A proposal to look at speeding up £640,000 of improvement work at a notorious Aberdeen junction was dismissed by councillors this week, over concerns about “raising expectations” for residents and the impact on other important infrastructure projects in the city.
The Shielhill Road junction with the B999 Potterton to Bridge of Don road has caused complaints from residents for years due to the many cars and heavy goods vehicles that “thunder” along it, close to people’s homes.
The city council considers the junction “sub-standard”, and that it is “presenting difficulties” for road users.
At the start of last year, planning was underway for the improvement project which will involve reconfiguring and realigning the B999 and C19C Shielhill Road junction along with visibility improvement.
However the pandemic threw plans into disarray, and work was not started.
The council’s road service teams and resources from other capital projects were redistributed to responding to the pandemic with the Spaces for People programme, but now that Spaces for People is in a “more operational phase”, work on the Shielhill changes has restarted.
Councillors were this week presented with an indicative timeline of milestones for the project, with design and preparation work earmarked for 2021/22, land assembly in 2022/23, and construction in 2023/24, assuming that voluntary acquisition of land is possible.
But during this week’s Capital Programme Committee, the SNP members put forward an amendment, seeking to instruct officers to “investigate the feasibility of bringing forward design works at the earliest opportunity”, and start discussions with relevant landowners “at the earliest opportunity”.
Bridge of Don councillor Alison Alphonse, of the SNP, said to the committee: “The two homeowners that live next to the junction, their lives are intolerable with the hundreds of cars, vans and heavy lorries that thunder along Sheilhill Road, causing parts of the road near to their home to subside.
“The stone dyke on Shielhill Road is also in poor condition, there’s boulders that have dislodged and fallen onto the road, and I’m quite concerned that could cause a serious accident.”
She continued: “I feel it’s dragged on for such a long time.
“I’m age 60, and learned to drive on that road when I was 17, and it’s the same road, and we’ve now got the guts of 1,000 houses there, and probably at least two cars per household so I’m quite concerned.”
Developer contributions and funding
Preliminary work on the project discovered that developer contributions secured as part of granting planning consent for the nearby North Denmore development would not be enough to cover the full cost of the improvement scheme.
However, last March the council provided extra funding in order to get the project moving.
In advance of the project, interim measures have been put in place such as “large more conspicuous warning signage” and a reduced speed limit of 40mph in the area.

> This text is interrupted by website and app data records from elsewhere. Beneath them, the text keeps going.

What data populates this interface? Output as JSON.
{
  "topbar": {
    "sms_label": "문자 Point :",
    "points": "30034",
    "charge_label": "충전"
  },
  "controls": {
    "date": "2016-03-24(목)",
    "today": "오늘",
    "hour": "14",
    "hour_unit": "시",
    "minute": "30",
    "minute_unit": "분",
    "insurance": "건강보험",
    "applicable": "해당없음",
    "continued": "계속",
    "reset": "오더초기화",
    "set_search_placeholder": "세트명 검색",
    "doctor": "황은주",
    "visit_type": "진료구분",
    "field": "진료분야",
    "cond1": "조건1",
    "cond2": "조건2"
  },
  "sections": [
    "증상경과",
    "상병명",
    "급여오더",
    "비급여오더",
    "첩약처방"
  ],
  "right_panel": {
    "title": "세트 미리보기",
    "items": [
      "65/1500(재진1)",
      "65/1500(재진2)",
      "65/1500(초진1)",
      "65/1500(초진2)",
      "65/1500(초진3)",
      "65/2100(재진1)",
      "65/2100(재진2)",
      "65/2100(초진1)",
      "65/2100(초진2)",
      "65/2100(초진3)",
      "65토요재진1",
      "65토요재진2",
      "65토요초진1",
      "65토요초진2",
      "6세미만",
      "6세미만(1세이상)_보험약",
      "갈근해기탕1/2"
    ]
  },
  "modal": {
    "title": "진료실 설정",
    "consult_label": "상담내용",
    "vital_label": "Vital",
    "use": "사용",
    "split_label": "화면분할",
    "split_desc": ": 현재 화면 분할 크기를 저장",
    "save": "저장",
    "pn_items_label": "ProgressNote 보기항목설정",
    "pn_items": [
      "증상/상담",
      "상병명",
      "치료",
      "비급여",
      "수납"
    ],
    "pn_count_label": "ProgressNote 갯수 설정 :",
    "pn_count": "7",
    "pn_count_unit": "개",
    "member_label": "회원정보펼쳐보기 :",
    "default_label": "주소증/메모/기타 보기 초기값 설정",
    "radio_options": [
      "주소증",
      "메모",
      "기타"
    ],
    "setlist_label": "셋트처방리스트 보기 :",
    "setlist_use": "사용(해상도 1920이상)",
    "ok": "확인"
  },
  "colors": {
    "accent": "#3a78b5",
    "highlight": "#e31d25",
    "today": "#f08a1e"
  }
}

SNP councillor David Cameron put forward the amendment.
He said: “All we are really asking for in our amendment is that we look at the feasibility of bringing this forward, rather than this just continuing onwards.
“It is now 15 or 16 months since the council put the additional money into the capital plan in order to move this forward.
“I realise that money isn’t everything and it’s also time as well, and I absolutely wouldn’t disagree with that at all, but I think we do need to be seen to be moving this forward.”
The amendment lost by five votes to four.
“Allow officers to move this at the pace they can physically meet”
Councillor Marie Boulton, convener of the Capital Programme Committee, said: “Our officers are working at a pace, we’ve got a programme, a planner which has got the report coming back.
“We’ve got other roads projects such as the Berryden Corridor and South College Street that they’re looking at, at the same time.”
She continued: “What I’m trying to do is give people the reassurance that we are on this, but what I don’t want people to do is expect that somehow it’s going to jump other projects which again have been in the pipeline for a long time.
“We’ve got it on the agenda, we’ve got the extra money in the budget, so if there should be additional capacity by some miraculous way in the officer base, they know that it’s a priority for us.
“I’ll be moving just the simple recommendation which is to note the updates and the milestones, and the associated financial implications.
“Not because I don’t want to be cooperative, but to allow officers to move this at the pace they can physically meet without raising expectations.
“We all know there’s a council election next year, and there could be a lot of sabres rattling and saying we could do this better, but for me this is a committee that will hopefully move things along and I have confidence officers will bring back a full report as soon as they can.”